Just a fortnight ago, Russia alluded to a particular course of action the country could take when speaking to Finland on the context of the latter’s NATO membership, which Putin was opposed to- and understandably so.
But just what did one see?
The moment Finland applied for a NATO membership, Russia responded by cutting down all the gas supplies to the Sanna Marin-led country. Thankfully, there was no military offensive from Russia’s end.
Though, truth be told, such a stroke of luck may not favour Germany, a country clearly aware of the extent to which an irksome Russia can go in a bid to wreak havoc.
As a matter of fact, it was only a few hours ago where Russia clearly leveled a warning against both France and Germany regarding the two extending arms support to Ukraine, clearly Russia’s enemy.
So against that background, who knows what may happen to Germany in the course of the imminent future? While a military offensive may not obviously be the most rational course of action to take, you just never know with Russia- do you?
Though, what is known from Germany’s perspective is that the Olaf Scholz-led country is leaving nothing to chance should it actually encounter, in even the unlikeliest of circumstances, some form of Russian offensive.
This leads us to the question as to what preparations is Germany taking on at this point in time in its bid to safeguard itself from any sort of military threat that Russia may undertake since the Putin-land isn’t too impressed with the strongman of Western Europe where it stands now.
The following is what one of Germany’s stand out news platforms in DW had to report on the subject and it’s honestly worth taking a note of:
Germany’s coalition government and the conservative CDU/CSU alliance on Sunday agreed on the details of a €100 billion ($107 billion) boost to the country’s military spending.
After more than three hours of talks in Berlin, both sides finalized the plan to create a special fund for the armed forces.
Defense Minister Christine Lambrecht called it an “urgently needed step.” In a statement posted to Twitter, she said: “Finally, we can equip our troops as they deserve and as they urgently need to ensure national and alliance defense.”
The proposal needed a two-thirds majority in both parliamentary chambers, so Chancellor Olaf Scholz sought pre-approval from the center-right opposition parties.

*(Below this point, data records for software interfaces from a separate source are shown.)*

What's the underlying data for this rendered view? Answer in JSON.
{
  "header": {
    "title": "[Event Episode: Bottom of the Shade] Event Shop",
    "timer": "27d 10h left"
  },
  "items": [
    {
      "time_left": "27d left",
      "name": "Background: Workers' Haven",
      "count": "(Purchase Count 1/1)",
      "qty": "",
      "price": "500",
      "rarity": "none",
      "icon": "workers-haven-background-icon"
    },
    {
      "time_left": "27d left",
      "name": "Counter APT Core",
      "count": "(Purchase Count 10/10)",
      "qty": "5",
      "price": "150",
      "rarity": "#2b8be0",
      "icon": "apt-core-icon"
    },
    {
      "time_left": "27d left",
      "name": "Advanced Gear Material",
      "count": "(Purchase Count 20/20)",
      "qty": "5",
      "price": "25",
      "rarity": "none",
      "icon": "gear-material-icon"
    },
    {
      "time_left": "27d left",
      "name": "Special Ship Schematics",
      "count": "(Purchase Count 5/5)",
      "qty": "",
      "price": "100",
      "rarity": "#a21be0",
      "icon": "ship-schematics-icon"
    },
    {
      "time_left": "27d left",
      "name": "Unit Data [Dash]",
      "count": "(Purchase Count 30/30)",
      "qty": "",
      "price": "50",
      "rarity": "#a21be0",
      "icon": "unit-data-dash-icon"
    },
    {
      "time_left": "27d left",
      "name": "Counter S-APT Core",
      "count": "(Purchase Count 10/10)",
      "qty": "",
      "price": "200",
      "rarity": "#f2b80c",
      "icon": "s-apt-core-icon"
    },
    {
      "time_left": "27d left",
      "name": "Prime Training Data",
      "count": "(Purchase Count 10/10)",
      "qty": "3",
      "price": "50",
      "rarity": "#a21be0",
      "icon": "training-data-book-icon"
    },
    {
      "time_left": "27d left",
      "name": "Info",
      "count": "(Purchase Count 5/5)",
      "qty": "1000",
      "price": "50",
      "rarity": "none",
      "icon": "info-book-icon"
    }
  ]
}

But moving on, none of the above courses of action, could ever be rendered complete without taking into consideration that some changes at the constitution level may have to be taken.
So how’s that?
Fundamentally speaking, the boost that Germany is aiming for towards strengthening its military is no meager sum; it runs into €100 billion worth of new investment, which can be only pumped into the country’s first line of defence by way of creating a new fund.
But for that fund to be created, the country will have to amend its constitution that can allow its creation.
Furthermore, what will be required to set up this new fund, a separate law will have to be drafted, which will set out the details of this fund.
Lastly, this fund could last until the end of 2026 and that under Scholz, Germany is now ready to spend up to 2 percent of its GDP on defense spending. So that, in essence, is how serious is Deutschland about the threats being leveled by Russia!